7 Takeaways From Dr William Darity’s Discussion With Dr Glenn Loury On Wealth Inequality In Ethnic Groups
The way people think about racial inequality in the U.S. is fundamentally flawed, says William A. “Sandy” Darity.
Much of that reasoning requires buying into a view that Black people are somehow dysfunctional. The evidence does not support that narrative.
Much more accurate is the narrative about the structure of U.S. society and the systemic ways in which it has restricted, constrained, and, in some case, destroyed the lives of Black people, says Darity.
That’s why it’s important to study disparities within — and across — ethnic groups.

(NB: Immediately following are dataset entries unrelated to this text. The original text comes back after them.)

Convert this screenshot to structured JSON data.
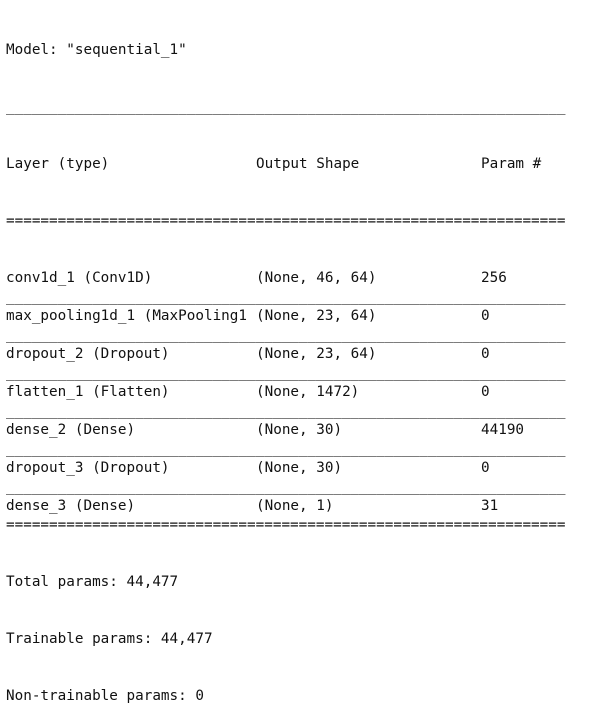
{
  "model_title": "Model: \"sequential_1\"",
  "columns": [
    "Layer (type)",
    "Output Shape",
    "Param #"
  ],
  "layers": [
    {
      "layer": "conv1d_1 (Conv1D)",
      "shape": "(None, 46, 64)",
      "params": "256"
    },
    {
      "layer": "max_pooling1d_1 (MaxPooling1",
      "shape": "(None, 23, 64)",
      "params": "0"
    },
    {
      "layer": "dropout_2 (Dropout)",
      "shape": "(None, 23, 64)",
      "params": "0"
    },
    {
      "layer": "flatten_1 (Flatten)",
      "shape": "(None, 1472)",
      "params": "0"
    },
    {
      "layer": "dense_2 (Dense)",
      "shape": "(None, 30)",
      "params": "44190"
    },
    {
      "layer": "dropout_3 (Dropout)",
      "shape": "(None, 30)",
      "params": "0"
    },
    {
      "layer": "dense_3 (Dense)",
      "shape": "(None, 1)",
      "params": "31"
    }
  ],
  "totals": {
    "total": "Total params: 44,477",
    "trainable": "Trainable params: 44,477",
    "non_trainable": "Non-trainable params: 0"
  }
}
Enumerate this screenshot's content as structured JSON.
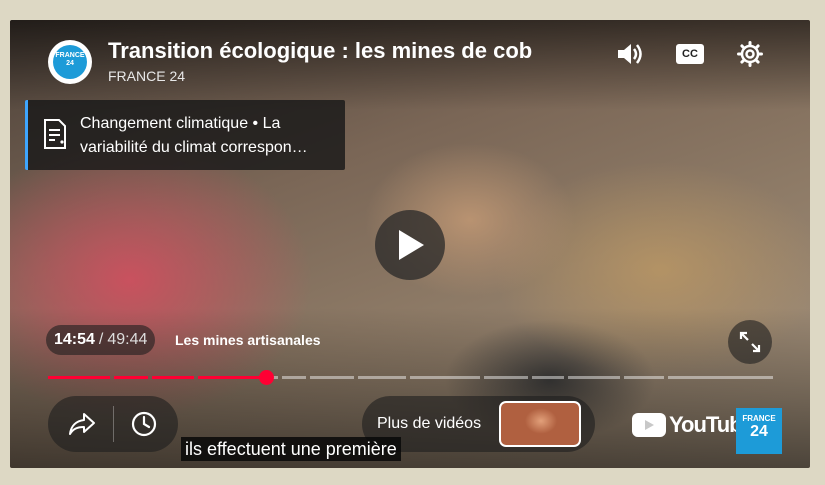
{
  "header": {
    "title": "Transition écologique : les mines de cob",
    "channel": "FRANCE 24",
    "logo_text": "FRANCE 24"
  },
  "info_card": {
    "line1": "Changement climatique • La",
    "line2": "variabilité du climat correspon…"
  },
  "player": {
    "current_time": "14:54",
    "separator": "/",
    "duration": "49:44",
    "chapter": "Les mines artisanales",
    "progress_fraction": 0.3,
    "more_videos_label": "Plus de vidéos",
    "caption": "ils effectuent une première",
    "youtube_label": "YouTube",
    "brand_line1": "FRANCE",
    "brand_line2": "24"
  },
  "icons": [
    "volume-icon",
    "closed-captions-icon",
    "settings-gear-icon",
    "document-icon",
    "play-icon",
    "fullscreen-icon",
    "share-arrow-icon",
    "watch-later-clock-icon",
    "youtube-play-icon"
  ],
  "colors": {
    "progress_played": "#ff0033",
    "info_card_accent": "#3ea6ff",
    "brand_blue": "#1d9bd8"
  }
}
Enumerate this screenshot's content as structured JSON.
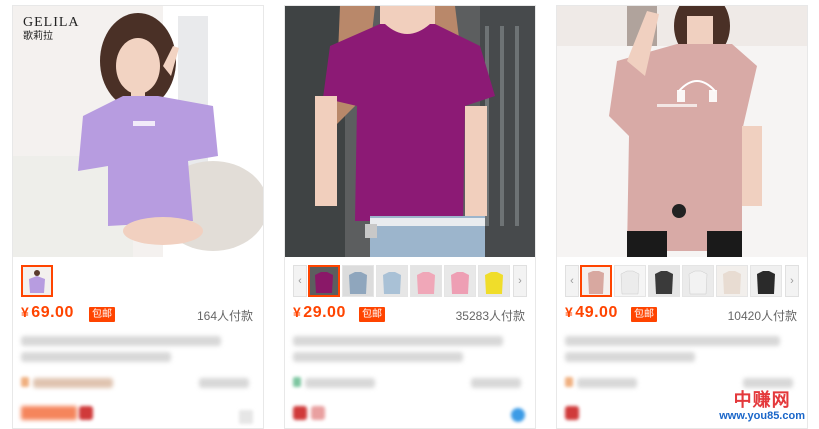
{
  "products": [
    {
      "brand": {
        "en": "GELILA",
        "zh": "歌莉拉"
      },
      "price": "69.00",
      "badge": "包邮",
      "sales": "164人付款",
      "thumb_colors": [
        "#b9a2d3"
      ],
      "shirt_color": "#b79ce0"
    },
    {
      "price": "29.00",
      "badge": "包邮",
      "sales": "35283人付款",
      "thumb_colors": [
        "#8a1868",
        "#8fa6bd",
        "#a9c1d6",
        "#f0a7b8",
        "#ee9fb4",
        "#f0dd2a"
      ],
      "shirt_color": "#8c1a75"
    },
    {
      "price": "49.00",
      "badge": "包邮",
      "sales": "10420人付款",
      "thumb_colors": [
        "#d8a8a0",
        "#ececec",
        "#3a3a3a",
        "#f2f2f2",
        "#e8dcd2",
        "#2a2a2a"
      ],
      "shirt_color": "#d8aaa6"
    }
  ],
  "currency": "¥",
  "watermark": {
    "line1": "中赚网",
    "line2": "www.you85.com"
  },
  "colors": {
    "accent": "#ff4400",
    "watermark_red": "#e4393c",
    "watermark_blue": "#1a66c9"
  }
}
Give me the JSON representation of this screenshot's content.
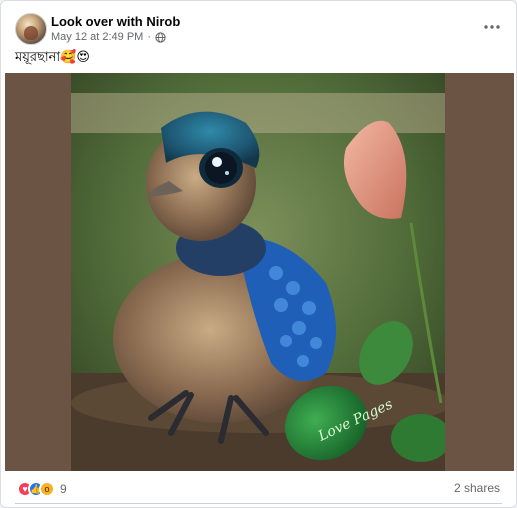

“What’s missing in much of the discourse is attention being paid to the disparities that exist among racial and ethnic groups. Intergroup inequality is what we must understand to have a full understanding of the way in which inequality has unfolded in the last century.” — William A. “Sandy” Darity
Considered one of the leading economists in the U.S. and an expert in wealth inequality, Darity is a professor of public policy, African and African American studies and economics at Duke University, where he directs the Samuel Dubois Cook Center on social equity.
Darity’s research found that unequal wealth distribution is a racial issue. We are revisiting a 2016 video interview where Darity discussed the importance of inherited wealth, the success of certain disadvantaged groups, and his proposed wealth-gap solution — Baby Bonds.
The interview was conducted by economist Glenn Loury on “The Glenn Show” on Bloggingheads.tv at Brown University and published on YouTube in February 2016. Loury is the Merton P. Stoltz professor of the social sciences and professor of economics at Brown University. He and Darity go way back, Loury said. They attended MIT together in the ’70s.
Darity and a team of scholars have produced a series of reports on wealth disparity and the implications for U.S. economic health, equity and social justice. He was faculty sponsor for a project funded by the Ford Foundation called the National Assets Scorecard for Communities of Color.
“(Darity and Hamilton) have been instrumental in shaping the entire movement around the racial wealth gap in this country,” said Maya Rockeymoore, president and CEO of the Center for Global Policy Solutions. “We consider them leaders in the field.”
Read the full article here.